wondering about the history/origins of fish sauce, specifically in Asia. I haven't found anything after Googling a bit..
My friend claims that fish sauce was invented in Italy (the Romans?). Can someone help clarify?
It was called garum, and indeed the ancient Romans used it, as did the ancient Greeks:
Garum was prepared from the intestines of small fishes through the process of bacterial fermentation. Fishermen would lay out their catch according to the type and part of the fish, allowing makers to pick the exact ingredients they wanted. The fish parts were then macerated in salt, and cured in the sun for one to three months. The mixture fermented and liquified in the dry warmth, with the salt inhibiting the common agents of decay. Garum was the clear liquid that formed on the top, drawn off by means of a fine strainer inserted into the fermenting vessel. The sediment or sludge that remained was allec. Concentrated decoctions of aromatic herbs might be added. Flavors would vary according to the locale, with ingredients sometimes from in-house gardens.
Like the fish sauce of today, it was extremely high in glutamic acid, AKA umami.
In Eurasian Sensation the author says:
There appears to be no historical mention of fish sauce being used in Asia before the Early Middle Ages in Europe, which oddly enough is around the same time its use was dwindling in the remnants of the Roman Empire.
That begs a question, right? Did the concept travel, or did Asians develop it independently? Greater minds than mine are working to definitively answer that question:
...flowed from west to east and was eagerly adopted by Asians on the Silk Road. The recipes for garum changed and adapted as they moved east and became nuoc mam and nam pla according to cultural preferences and what gifts the Asian seas had to offer. Archaeologists and food scientists are working to confirm these flows and linkages...

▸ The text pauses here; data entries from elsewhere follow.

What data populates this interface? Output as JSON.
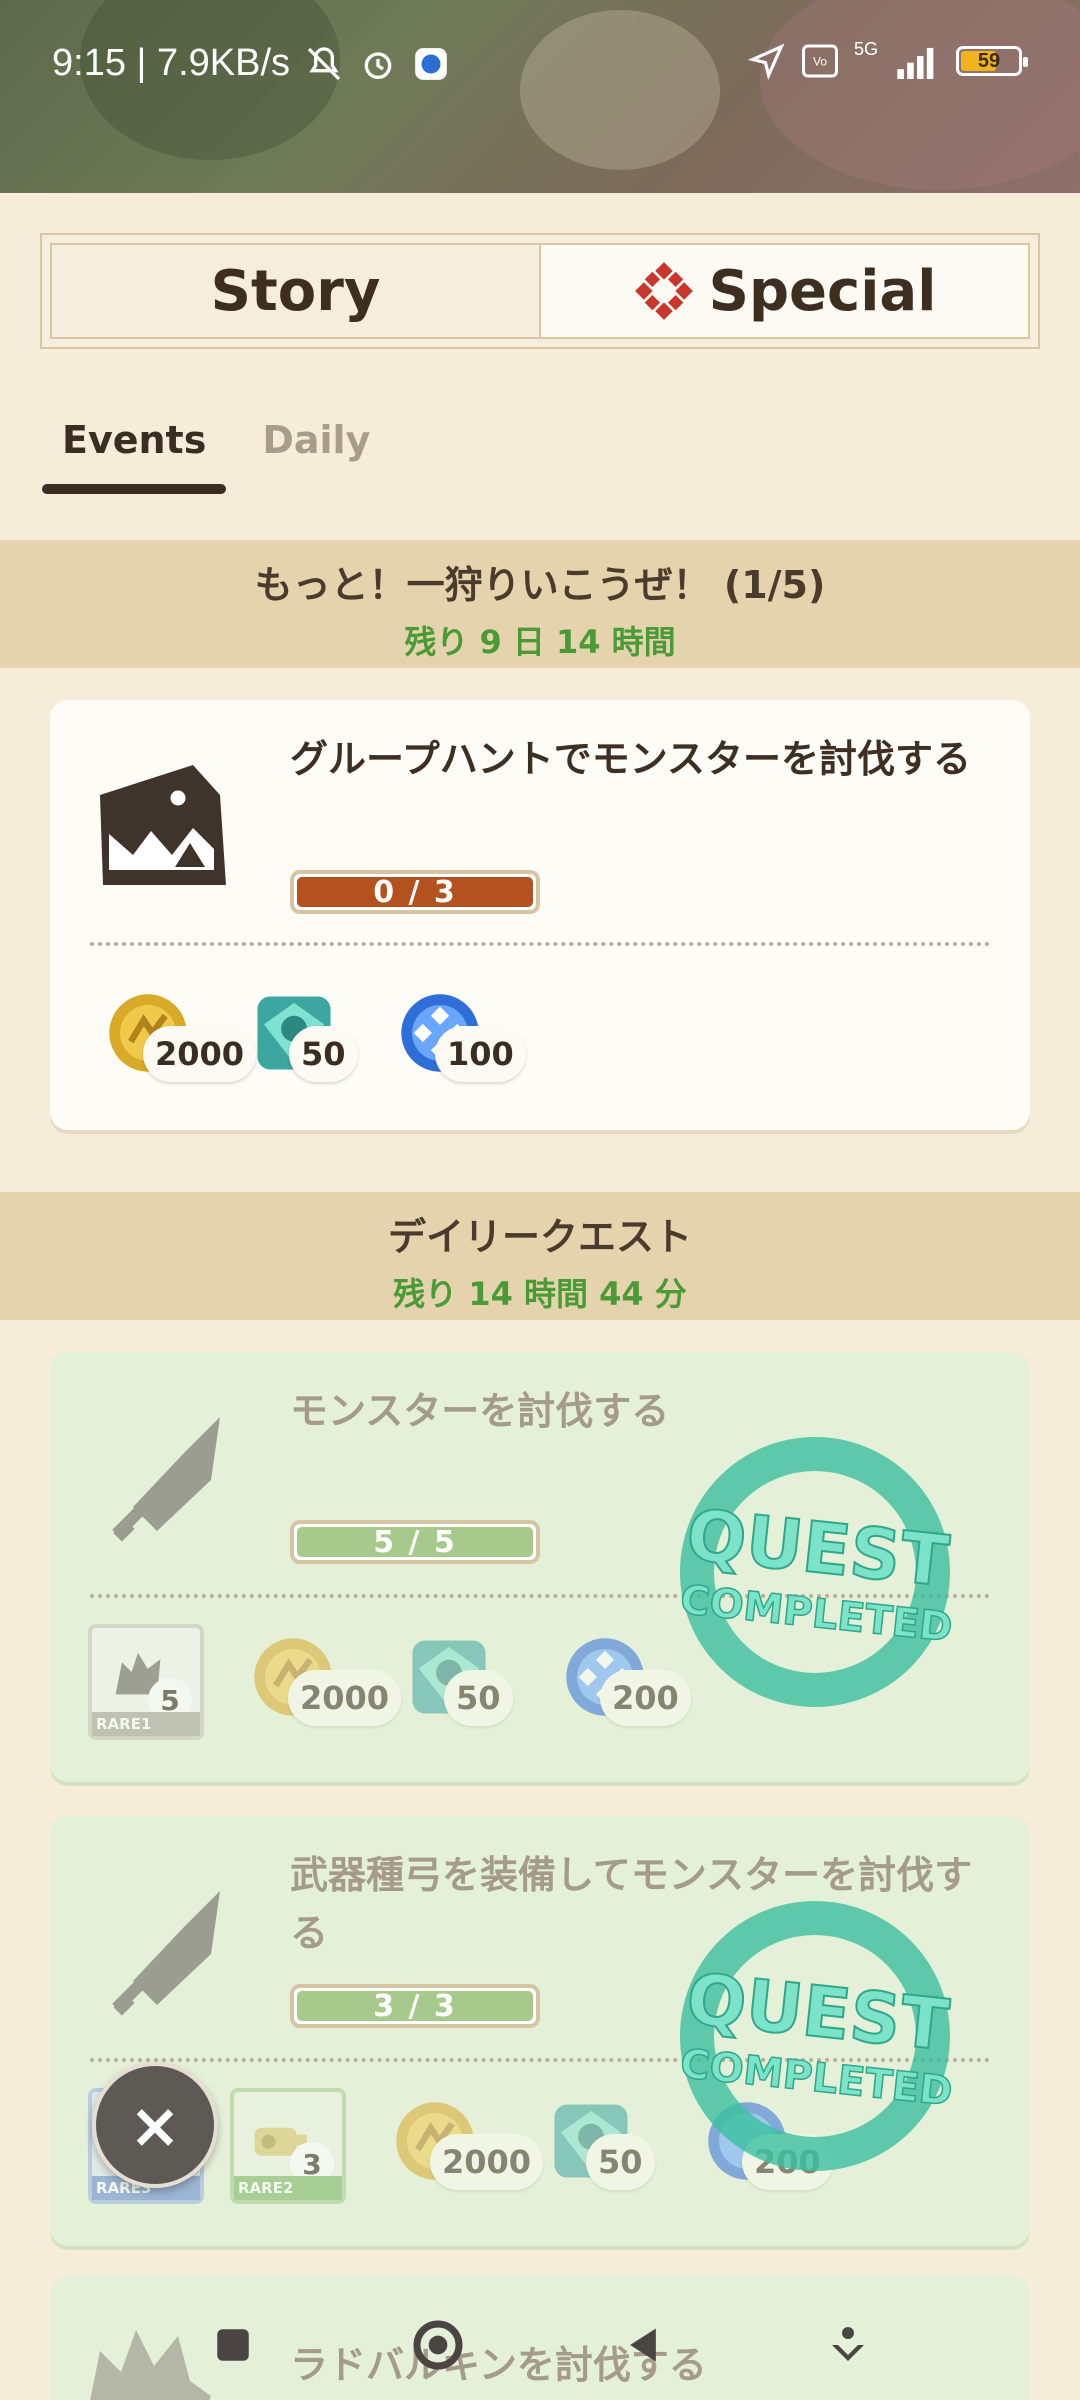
{
  "status_bar": {
    "time_speed": "9:15 | 7.9KB/s",
    "network": "5G",
    "battery": "59"
  },
  "main_tabs": [
    {
      "label": "Story",
      "active": false
    },
    {
      "label": "Special",
      "active": true
    }
  ],
  "sub_tabs": [
    {
      "label": "Events",
      "active": true
    },
    {
      "label": "Daily",
      "active": false
    }
  ],
  "event_section": {
    "title": "もっと！一狩りいこうぜ！ (1/5)",
    "remaining": "残り 9 日 14 時間"
  },
  "event_quest": {
    "title": "グループハントでモンスターを討伐する",
    "progress_text": "0 / 3",
    "progress_fraction": 0.0,
    "rewards": [
      {
        "icon": "gold-coin-icon",
        "count": "2000"
      },
      {
        "icon": "green-gem-icon",
        "count": "50"
      },
      {
        "icon": "blue-orb-icon",
        "count": "100"
      }
    ]
  },
  "daily_section": {
    "title": "デイリークエスト",
    "remaining": "残り 14 時間 44 分"
  },
  "daily_quests": [
    {
      "title": "モンスターを討伐する",
      "progress_text": "5 / 5",
      "progress_fraction": 1.0,
      "stamp": [
        "QUEST",
        "COMPLETED"
      ],
      "rare_items": [
        {
          "label": "RARE1",
          "count": "5",
          "color": "#a7a39b"
        }
      ],
      "rewards": [
        {
          "icon": "gold-coin-icon",
          "count": "2000"
        },
        {
          "icon": "green-gem-icon",
          "count": "50"
        },
        {
          "icon": "blue-orb-icon",
          "count": "200"
        }
      ]
    },
    {
      "title": "武器種弓を装備してモンスターを討伐する",
      "progress_text": "3 / 3",
      "progress_fraction": 1.0,
      "stamp": [
        "QUEST",
        "COMPLETED"
      ],
      "rare_items": [
        {
          "label": "RARE3",
          "count": "1",
          "color": "#6d8fd0"
        },
        {
          "label": "RARE2",
          "count": "3",
          "color": "#7fb86a"
        }
      ],
      "rewards": [
        {
          "icon": "gold-coin-icon",
          "count": "2000"
        },
        {
          "icon": "green-gem-icon",
          "count": "50"
        },
        {
          "icon": "blue-orb-icon",
          "count": "200"
        }
      ]
    },
    {
      "title": "ラドバルキンを討伐する"
    }
  ],
  "close_button": "×"
}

The production of garum and Asian fish sauce is virtually the same as well. Fresh fish and salt in some proportion (recipes vary widely from 5:1 to 2:1) are layered in barrels, clay pits or earthenware crocks. Because of their large size, tuna were cut up before fermenting to prevent putrefaction, but most fish – especially the small species are processed whole and intact. In Rome, oregano and other herbs were added at the production phase for both flavor and to suppress bacterial overgrowth, but this step is largely omitted in the production of Asian sauces. The vats are then left to ferment – sometimes covered or sometimes uncovered (Carthaginian and Roman) in the heat and stirred every few days to a week to ensure even enzymatic digestion of the fish.